Plans to revamp State training agency FÁS were today branded a spin job that avoids tackling the problems at the root of the organisation.
Tánaiste and Education Minister Mary Coughlan said there would be a reformed body in place in the new year that would assume the work of the scandal-hit employment agency.
But Fine Gael said the move can only be regarded as a rebranding exercise as no concrete reform proposals have been outlined.
Fergus O’Dowd, education spokesman, said: “A litany of scandal at the highest levels in FÁS has been exposed over the last few months. Real reform is needed or else the same malpractice will occur again.
“This is especially true as dedicated people within the agency who do good work have been frustrated and undermined by the scandals.
“Unfortunately, Mary Coughlan, Fianna Fail and the Greens don’t see things this way and seem intent to simply rebrand the organisation rather than instigate reform.”

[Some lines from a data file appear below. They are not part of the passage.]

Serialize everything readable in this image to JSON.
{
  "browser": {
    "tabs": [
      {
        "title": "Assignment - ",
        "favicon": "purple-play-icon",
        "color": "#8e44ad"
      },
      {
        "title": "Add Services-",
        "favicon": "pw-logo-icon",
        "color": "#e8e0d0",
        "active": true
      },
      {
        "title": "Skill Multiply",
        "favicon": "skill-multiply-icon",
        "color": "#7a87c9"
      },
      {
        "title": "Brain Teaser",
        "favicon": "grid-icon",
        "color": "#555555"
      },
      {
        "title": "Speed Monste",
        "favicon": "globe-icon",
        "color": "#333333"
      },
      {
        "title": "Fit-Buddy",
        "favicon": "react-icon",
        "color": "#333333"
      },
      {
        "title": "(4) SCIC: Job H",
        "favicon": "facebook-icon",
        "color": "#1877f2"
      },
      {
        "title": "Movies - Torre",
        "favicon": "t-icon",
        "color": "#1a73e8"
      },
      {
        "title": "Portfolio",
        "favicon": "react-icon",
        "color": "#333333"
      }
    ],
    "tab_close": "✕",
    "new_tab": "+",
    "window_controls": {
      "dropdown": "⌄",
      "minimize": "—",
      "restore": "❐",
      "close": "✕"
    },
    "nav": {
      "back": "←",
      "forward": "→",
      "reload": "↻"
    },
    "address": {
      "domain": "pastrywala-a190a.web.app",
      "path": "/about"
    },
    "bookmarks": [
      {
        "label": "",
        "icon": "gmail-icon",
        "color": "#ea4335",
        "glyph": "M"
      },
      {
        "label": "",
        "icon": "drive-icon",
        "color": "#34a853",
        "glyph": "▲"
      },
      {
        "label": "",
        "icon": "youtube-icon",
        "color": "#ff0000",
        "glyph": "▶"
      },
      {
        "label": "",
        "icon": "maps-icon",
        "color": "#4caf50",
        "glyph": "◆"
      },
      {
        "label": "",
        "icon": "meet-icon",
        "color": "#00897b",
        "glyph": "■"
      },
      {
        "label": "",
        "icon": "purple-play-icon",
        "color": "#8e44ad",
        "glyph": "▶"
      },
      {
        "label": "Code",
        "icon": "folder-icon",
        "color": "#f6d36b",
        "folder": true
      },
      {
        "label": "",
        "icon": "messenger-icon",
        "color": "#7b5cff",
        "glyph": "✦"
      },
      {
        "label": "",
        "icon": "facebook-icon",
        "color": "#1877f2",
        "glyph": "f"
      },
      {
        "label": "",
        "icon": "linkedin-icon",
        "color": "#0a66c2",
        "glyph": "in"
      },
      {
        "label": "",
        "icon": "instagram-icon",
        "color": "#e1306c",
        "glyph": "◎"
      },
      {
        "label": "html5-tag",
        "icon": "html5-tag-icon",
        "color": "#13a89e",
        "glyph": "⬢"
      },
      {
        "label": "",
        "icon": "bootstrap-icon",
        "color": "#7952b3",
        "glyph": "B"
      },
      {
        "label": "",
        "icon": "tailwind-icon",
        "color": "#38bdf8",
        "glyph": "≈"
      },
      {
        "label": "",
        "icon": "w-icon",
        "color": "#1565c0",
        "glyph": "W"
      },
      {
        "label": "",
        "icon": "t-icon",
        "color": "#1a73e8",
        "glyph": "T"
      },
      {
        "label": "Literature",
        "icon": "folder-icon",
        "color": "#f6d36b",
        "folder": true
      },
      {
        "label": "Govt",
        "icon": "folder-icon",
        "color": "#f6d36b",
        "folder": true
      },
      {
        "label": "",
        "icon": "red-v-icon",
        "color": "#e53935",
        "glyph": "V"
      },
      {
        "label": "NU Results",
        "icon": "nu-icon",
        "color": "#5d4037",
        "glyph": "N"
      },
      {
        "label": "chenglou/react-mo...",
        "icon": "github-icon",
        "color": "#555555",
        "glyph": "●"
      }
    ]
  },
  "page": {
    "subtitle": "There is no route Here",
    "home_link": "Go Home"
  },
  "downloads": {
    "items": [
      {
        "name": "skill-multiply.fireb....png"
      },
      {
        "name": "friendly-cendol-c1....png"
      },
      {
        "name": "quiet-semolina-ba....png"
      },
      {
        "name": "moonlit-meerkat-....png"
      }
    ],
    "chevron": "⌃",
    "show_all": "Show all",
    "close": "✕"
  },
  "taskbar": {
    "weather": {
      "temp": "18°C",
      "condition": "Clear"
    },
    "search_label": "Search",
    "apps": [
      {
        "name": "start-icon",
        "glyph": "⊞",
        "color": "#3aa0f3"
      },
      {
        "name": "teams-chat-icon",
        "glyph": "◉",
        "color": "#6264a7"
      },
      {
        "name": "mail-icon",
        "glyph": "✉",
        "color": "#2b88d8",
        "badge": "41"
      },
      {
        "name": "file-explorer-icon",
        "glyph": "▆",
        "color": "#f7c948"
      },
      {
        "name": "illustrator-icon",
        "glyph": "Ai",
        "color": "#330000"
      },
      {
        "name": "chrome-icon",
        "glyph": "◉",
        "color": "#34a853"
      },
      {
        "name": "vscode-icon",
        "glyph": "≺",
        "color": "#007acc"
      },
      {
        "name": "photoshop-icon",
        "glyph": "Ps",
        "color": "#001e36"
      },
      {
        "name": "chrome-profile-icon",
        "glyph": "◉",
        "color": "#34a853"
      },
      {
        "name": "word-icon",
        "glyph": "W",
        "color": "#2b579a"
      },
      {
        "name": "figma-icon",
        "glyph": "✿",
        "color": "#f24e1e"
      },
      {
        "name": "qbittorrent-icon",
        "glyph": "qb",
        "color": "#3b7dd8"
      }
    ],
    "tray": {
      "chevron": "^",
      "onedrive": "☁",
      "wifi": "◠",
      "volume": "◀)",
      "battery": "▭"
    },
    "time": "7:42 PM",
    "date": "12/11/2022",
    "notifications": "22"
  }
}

A spokesman for Ms Coughlan said there were no plans to scrap Fas and replace it with a new organisation.
He added the plans centred on refocusing the training aspect of the organisation.
Earlier this month, it was revealed a private contractor providing training schemes for the agency had been referred to gardaí for suspected fraud.
The organisation has also recommended that gardaí be called in to probe a training company involved in a separate FÁS-linked course.
Concerns revealed last October about the quality of the training qualifications led to FÁS undertaking a review of 304 of its courses across the country.
Ms Coughlan told the Dáil that a revamped organisation would be in place in 2011.
“In addition to the restructuring of the higher level sector, it is my intention that in the new year we will see a renewed and freshly mandated training agency assume the training work of FÁS,” the Tánaiste said.
“Our focus on quality in the past has served us well but we do need to do more.
Mr O’Dowd said the FÁS model of training was outdated, inflexible and does not have the capacity to deal with the spiralling unemployment problem.
Youth Work Ireland welcomed the announcement but called for the resources dedicated to the education and training of young people to be retained and refocused.
Spokesman Michael McLoughlin also said there needed to be a major expansion of places given the spiralling rate of youth unemployment.
“Clearly FÁS had a number of reputational issues over the last few years and a change is needed,” Mr McLoughlin said.
“It is important however that we do not throw out the baby with the bathwater in making this change. There are a number of programmes and a lot of provision that needs to be maintained and indeed expanded.
“Much of the budget of FÁS goes on allowances for trainees and where these are young unemployed this must be maintained.”
Labour’s education spokesman Ruairi Quinn said the restructuring plans lacked detail.
“The lack of clarity in the Tánaiste’s announcement will create uncertainty amongst those who depend on FÁS for retraining and upskilling,” Mr Quinn said.
“At a time of great doubt over the country’s finances, the government should be taking swift and decisive policy decisions with a clear schedule for implementation. The massive unemployment crisis continues to deepen while this government hesitates.”